I saw the Five Photos, Five Stories challenge on Chris Donner’s 61 Musings and loved the idea. Then, Chris challenged me to take part.
The rules of Five Photos, Five Stories Challenge require you to post a photo each day for five consecutive days and attach a story to the photo (It can be fiction or non-fiction, a poem or simply a short paragraph) and then nominate another blogger to carry on this challenge. Accepting the challenge is entirely up to the person nominated, it is not a command. I’d love for everyone to try this, but if I have to nominate a blogger, I nominate Wandering Cows because they always do such a phenomenal job with photo challenges.
Here’s my first photo and the story that goes with it.
The man in this picture is Frans, Dutchman and host of the beautiful joglo guesthouse where I stayed in Jogjakarta, Indonesia. He graciously took me on a walk around the neighborhood behind the guesthouse and showed me life in the village.
We stopped by a school, stopped to greet some villagers, and then popped into this tiny shack-like store. I snapped this picture to show to a friend of mine who works for Vick’s. The brand team often tries to figure out how to sell to small, remote places like Java where people have little money and don’t buy more than they need in the moment. It was exactly what Frans was explaining to me about life there, too. He said that people don’t think ahead in places like Java, where immediate need trumps any idea of saving for the future. If you have a dollar, you spend a dollar. If you need toilet paper, or shampoo, or Vick’s cough medicine, you walk down to the little Mom & Pop store like this and buy a dose, or a roll, or whatever other single-use wares they sell. In Indonesia, that’s how Vick’s does business.

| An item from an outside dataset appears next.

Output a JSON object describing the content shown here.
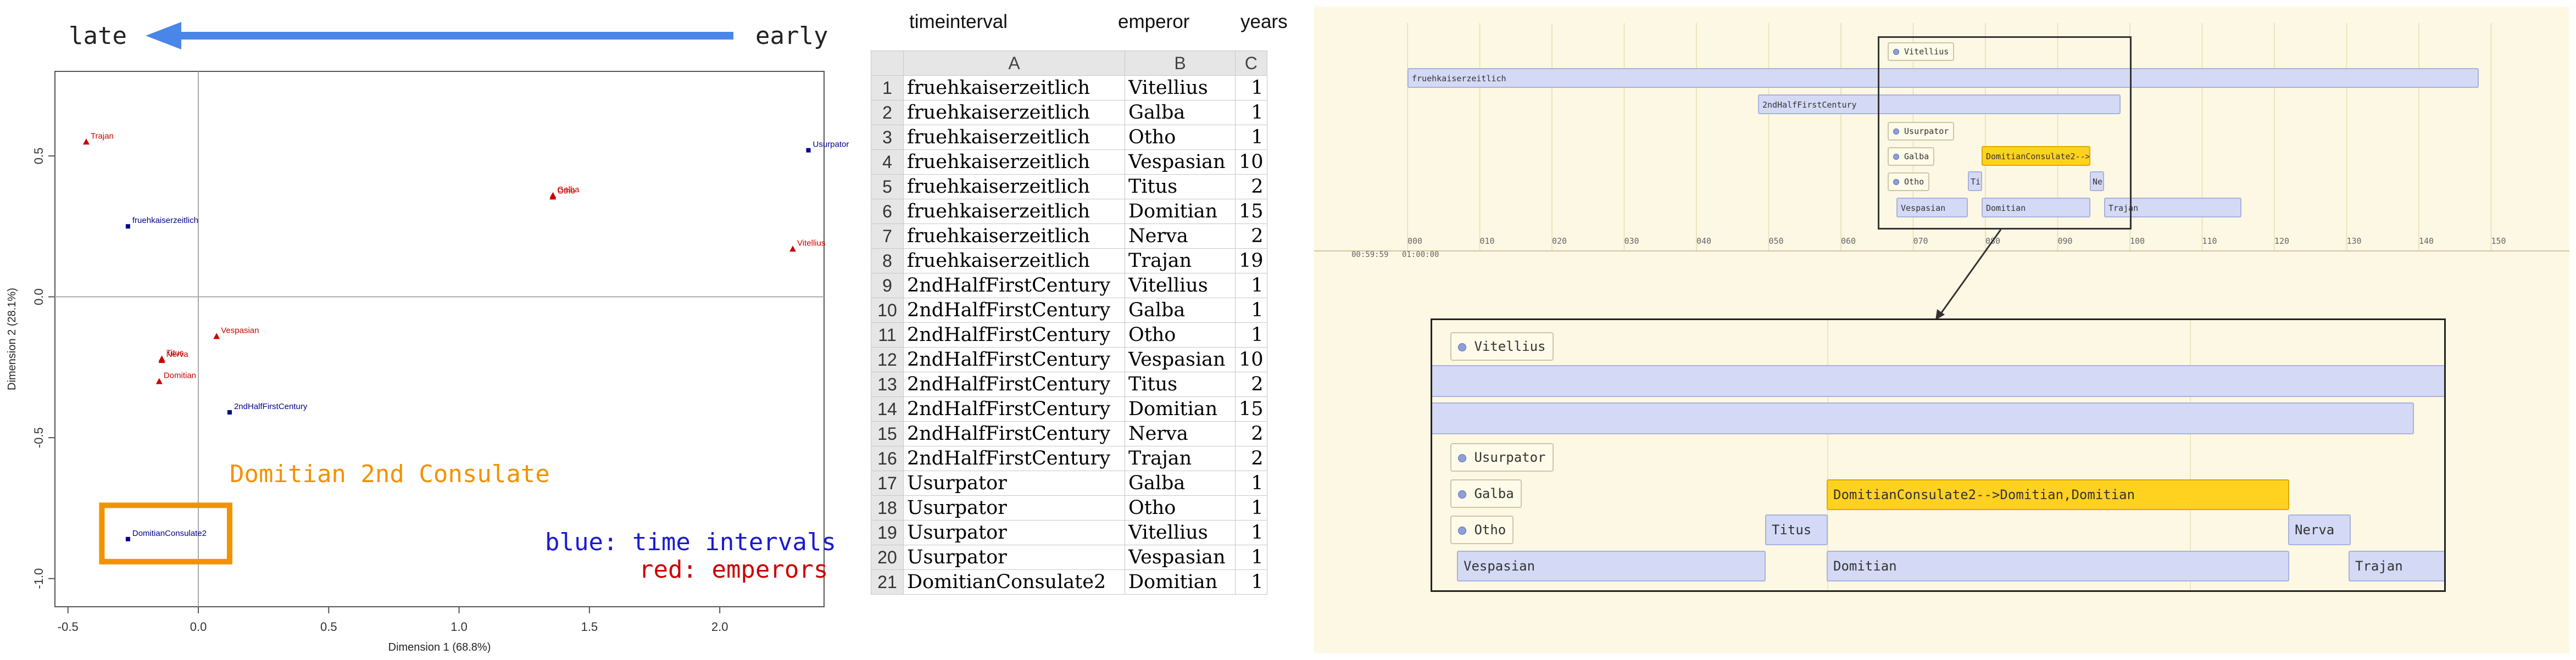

Here in America, we’d look at these Vick’s pouches and consider them free trial sizes. Then we’d buy a bundle of bottles of cough medicine in bulk and take them home to our cavernous cupboards.
Which approach is more like life in your corner of the world?
Rare, and getting more so, are the small country stores in America that cram a little bit of everything into a few hundred square feet. Walmart and other chains have done in most of these mom and pop operations, but when you find one, they are worth cherishing, like an animal about to go extinct. –Curt
Yes, they are rare. The only ones anywhere near me are the corner shops near the universities.
Haha! There I was reading along and I got a bit of a surprise when I saw my name up in “lights”. That’s a great challenge. I’ll have to get my creative juices into gear.
That’s a really interesting perspective – buying the thing you need now, for the one use. It too made me stop and contemplate my multiple buy habits, and the things that accumulate around the house that I don’t need but just wanted to try … and then they lose favour or are forgotten.
:). I hope you accept the challenge. It seems right up your alley.
A friend of mine here in the States used to go to the store very day to but what she needed. It seemed so strange to me. We do weekly shopping and I view it as such a chore. But her funds were limited, so I guess it made more sense. She couldn’t put out the money for a weeks worth all at once, much like the people in Indonesia. (Plus, it’s not part of their culture.) what’s sad to me, though, is that it’s more expensive to buy one small item at a time. The people who can afford to buy in bulk save money, and they probably don’t need to.
It was always the way back in the day before fridges, deep freezes, supermarkets. The wife ran the home and shopped on a daily basis. She queued at the butcher, the grocer, and negotiated her purchase. Nothing was wasted and thrown away.
Looking forward to the next in the series Julie.